* _WHAT NEEDS TO BE DONE_
Which lines in the data below contain the word "gohbiggohbig"? Return each of them.

* _Stored dataset items_
..........
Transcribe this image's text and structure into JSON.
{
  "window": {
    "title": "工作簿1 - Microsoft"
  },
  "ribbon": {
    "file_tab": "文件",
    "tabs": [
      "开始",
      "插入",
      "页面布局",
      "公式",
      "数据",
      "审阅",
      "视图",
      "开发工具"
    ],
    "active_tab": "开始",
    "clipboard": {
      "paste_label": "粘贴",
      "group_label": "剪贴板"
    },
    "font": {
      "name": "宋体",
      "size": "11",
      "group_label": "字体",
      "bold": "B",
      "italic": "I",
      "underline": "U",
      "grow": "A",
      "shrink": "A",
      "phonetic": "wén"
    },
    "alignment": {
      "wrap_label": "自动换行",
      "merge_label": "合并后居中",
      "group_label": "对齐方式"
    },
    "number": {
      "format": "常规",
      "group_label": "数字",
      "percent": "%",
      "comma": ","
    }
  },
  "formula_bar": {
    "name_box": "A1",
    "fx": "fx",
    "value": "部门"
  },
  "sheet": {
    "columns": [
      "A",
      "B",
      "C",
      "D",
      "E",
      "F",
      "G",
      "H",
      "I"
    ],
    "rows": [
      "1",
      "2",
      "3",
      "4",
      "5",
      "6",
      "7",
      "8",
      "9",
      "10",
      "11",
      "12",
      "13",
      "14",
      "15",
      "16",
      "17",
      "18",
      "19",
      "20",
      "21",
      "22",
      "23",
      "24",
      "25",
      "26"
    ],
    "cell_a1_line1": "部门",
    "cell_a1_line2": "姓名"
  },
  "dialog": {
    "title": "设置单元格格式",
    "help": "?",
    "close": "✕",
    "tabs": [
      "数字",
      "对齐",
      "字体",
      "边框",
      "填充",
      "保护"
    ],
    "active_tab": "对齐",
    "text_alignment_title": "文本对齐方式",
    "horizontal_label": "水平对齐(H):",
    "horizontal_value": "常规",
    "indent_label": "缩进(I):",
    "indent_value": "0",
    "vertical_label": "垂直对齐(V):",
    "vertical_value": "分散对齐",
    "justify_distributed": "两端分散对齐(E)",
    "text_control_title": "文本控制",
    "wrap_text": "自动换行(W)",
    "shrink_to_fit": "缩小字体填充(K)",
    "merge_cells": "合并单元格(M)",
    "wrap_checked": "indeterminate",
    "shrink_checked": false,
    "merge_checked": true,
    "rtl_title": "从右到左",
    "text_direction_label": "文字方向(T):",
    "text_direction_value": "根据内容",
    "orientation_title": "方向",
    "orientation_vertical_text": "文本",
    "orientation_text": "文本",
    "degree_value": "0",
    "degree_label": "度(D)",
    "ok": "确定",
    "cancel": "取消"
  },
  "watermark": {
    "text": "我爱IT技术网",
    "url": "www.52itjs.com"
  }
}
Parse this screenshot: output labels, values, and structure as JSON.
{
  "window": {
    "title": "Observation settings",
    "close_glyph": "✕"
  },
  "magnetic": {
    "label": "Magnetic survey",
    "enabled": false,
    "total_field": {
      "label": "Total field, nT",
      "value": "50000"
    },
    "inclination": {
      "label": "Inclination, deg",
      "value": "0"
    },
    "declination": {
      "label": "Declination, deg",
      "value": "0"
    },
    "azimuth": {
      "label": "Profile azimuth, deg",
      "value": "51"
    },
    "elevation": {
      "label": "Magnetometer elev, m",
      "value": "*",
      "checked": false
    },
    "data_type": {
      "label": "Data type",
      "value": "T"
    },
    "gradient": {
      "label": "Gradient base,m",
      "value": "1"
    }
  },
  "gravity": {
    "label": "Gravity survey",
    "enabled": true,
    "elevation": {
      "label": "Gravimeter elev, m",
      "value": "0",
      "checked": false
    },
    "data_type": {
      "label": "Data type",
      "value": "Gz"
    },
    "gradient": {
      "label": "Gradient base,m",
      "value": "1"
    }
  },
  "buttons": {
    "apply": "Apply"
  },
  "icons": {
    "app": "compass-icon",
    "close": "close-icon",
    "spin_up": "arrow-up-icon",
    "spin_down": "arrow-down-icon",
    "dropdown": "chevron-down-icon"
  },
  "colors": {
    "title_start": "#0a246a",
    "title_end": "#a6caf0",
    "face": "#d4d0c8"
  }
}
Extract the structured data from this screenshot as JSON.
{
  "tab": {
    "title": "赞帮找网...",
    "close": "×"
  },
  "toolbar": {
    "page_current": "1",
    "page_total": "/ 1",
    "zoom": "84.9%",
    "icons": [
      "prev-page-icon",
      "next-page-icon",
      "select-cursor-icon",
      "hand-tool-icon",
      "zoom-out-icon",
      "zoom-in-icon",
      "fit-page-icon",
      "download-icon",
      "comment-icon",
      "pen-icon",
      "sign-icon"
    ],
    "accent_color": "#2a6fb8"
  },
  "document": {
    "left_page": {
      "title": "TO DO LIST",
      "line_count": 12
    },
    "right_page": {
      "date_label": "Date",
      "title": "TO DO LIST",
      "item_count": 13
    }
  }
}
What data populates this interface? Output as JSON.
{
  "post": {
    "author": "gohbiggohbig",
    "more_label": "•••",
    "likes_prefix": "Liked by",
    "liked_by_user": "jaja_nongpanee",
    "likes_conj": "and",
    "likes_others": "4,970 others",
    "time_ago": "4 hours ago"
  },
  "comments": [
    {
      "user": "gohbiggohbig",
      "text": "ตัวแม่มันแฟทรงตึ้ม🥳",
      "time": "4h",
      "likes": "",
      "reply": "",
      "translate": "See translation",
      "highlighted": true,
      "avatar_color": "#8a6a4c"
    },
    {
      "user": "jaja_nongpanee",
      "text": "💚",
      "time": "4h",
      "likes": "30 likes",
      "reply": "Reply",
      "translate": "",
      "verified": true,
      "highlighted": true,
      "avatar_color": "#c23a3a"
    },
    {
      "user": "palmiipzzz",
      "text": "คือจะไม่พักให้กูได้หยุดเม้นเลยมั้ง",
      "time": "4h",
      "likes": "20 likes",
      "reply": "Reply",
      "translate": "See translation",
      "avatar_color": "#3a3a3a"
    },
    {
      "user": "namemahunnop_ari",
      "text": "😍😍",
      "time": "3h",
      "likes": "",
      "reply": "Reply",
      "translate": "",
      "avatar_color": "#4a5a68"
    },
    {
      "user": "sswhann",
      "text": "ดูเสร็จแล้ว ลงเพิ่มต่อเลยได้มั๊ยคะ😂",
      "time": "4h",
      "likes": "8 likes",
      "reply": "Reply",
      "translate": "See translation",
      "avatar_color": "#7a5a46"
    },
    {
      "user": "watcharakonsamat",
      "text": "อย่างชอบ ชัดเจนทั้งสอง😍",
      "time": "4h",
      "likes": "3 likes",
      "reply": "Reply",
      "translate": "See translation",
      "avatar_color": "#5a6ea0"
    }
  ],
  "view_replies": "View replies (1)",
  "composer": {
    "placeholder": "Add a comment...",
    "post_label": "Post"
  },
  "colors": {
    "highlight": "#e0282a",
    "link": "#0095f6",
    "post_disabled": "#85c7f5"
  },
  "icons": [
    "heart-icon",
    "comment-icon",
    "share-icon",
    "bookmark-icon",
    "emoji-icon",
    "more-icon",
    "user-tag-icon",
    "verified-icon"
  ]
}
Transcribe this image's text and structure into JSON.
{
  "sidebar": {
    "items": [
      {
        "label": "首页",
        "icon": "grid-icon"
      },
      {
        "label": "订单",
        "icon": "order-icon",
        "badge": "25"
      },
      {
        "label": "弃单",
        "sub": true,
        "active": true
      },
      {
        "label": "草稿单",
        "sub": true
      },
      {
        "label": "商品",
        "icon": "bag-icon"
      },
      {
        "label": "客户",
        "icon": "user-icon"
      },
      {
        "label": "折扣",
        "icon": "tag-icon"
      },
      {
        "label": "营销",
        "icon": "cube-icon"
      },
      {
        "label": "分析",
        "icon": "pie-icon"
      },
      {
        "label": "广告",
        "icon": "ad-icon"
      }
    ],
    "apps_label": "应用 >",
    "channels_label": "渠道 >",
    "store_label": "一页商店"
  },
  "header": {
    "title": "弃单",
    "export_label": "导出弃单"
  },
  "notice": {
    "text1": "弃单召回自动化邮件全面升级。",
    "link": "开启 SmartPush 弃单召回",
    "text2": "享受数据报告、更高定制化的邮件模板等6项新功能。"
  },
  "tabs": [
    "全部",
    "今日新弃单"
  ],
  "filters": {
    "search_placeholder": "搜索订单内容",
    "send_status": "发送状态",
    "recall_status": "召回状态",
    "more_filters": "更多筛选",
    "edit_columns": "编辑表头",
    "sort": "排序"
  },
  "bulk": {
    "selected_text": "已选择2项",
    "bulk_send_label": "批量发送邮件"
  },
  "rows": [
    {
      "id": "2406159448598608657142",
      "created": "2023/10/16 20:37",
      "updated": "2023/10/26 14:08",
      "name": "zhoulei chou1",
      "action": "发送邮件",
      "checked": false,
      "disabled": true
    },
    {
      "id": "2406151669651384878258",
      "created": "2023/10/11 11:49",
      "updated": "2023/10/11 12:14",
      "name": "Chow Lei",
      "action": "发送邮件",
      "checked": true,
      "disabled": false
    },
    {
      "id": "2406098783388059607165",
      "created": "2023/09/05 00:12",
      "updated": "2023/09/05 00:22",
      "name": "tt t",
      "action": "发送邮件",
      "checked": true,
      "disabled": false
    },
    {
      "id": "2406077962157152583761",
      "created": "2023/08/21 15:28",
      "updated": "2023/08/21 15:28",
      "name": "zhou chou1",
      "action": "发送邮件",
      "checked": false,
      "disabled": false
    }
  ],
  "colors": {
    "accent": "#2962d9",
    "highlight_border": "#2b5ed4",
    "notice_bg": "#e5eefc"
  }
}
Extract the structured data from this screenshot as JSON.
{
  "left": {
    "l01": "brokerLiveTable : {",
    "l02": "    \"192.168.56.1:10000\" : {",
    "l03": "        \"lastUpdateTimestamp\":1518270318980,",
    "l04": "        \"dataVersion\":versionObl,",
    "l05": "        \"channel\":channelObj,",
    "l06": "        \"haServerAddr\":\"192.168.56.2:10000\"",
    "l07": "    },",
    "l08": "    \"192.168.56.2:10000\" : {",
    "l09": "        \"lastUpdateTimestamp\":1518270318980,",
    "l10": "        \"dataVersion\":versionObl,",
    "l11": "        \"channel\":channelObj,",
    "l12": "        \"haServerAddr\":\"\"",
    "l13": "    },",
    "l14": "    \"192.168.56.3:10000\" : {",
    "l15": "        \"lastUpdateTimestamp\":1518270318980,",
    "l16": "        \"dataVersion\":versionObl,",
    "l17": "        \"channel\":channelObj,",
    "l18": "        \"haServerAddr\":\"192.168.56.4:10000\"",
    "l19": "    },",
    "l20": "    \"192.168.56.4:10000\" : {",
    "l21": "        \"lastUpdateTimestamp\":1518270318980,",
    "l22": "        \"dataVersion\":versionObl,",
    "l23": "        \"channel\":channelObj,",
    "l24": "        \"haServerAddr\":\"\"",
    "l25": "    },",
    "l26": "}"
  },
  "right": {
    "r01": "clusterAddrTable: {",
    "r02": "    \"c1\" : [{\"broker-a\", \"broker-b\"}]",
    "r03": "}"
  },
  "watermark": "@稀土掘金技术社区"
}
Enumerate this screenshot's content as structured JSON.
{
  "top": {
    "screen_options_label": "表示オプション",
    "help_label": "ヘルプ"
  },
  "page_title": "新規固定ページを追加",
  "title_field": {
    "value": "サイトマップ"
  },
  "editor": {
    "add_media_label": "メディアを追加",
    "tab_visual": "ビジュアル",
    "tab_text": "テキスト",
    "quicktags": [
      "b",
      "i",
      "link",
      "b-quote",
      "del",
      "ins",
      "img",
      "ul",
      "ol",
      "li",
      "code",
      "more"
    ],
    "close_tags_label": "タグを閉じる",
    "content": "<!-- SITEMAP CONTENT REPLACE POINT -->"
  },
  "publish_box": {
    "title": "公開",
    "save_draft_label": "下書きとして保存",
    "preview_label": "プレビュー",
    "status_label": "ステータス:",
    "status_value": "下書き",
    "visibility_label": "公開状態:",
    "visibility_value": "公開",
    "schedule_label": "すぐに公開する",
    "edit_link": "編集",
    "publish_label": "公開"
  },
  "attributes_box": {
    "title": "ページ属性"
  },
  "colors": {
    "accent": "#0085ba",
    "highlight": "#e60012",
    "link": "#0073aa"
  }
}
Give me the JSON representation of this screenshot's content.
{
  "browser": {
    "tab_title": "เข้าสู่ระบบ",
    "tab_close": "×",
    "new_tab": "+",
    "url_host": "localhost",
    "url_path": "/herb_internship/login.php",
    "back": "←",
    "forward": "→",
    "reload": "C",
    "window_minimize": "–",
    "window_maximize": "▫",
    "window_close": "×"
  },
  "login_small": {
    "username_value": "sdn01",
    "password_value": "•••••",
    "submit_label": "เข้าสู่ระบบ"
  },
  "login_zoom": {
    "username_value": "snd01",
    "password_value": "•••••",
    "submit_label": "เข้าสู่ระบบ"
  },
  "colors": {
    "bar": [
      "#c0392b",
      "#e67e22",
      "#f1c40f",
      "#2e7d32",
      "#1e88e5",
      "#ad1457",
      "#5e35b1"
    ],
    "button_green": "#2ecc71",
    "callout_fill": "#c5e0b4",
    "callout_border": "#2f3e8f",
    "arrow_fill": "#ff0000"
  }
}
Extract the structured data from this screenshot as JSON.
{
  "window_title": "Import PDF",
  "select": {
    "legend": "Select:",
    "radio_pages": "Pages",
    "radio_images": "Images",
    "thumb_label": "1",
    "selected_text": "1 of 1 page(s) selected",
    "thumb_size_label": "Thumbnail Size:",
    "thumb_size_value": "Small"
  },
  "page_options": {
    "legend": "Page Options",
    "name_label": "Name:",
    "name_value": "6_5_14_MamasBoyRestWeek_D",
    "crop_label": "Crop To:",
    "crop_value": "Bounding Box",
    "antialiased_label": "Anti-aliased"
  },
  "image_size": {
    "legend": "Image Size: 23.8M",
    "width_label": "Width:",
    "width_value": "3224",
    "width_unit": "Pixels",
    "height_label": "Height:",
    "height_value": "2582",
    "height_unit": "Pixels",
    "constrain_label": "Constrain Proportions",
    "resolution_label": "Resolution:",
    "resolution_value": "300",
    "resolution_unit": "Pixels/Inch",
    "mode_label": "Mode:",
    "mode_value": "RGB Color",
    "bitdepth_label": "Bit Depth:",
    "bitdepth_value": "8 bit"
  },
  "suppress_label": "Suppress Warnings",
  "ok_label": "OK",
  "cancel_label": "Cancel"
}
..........
* _WRITTEN SOLUTION_
    "author": "gohbiggohbig",
      "user": "gohbiggohbig",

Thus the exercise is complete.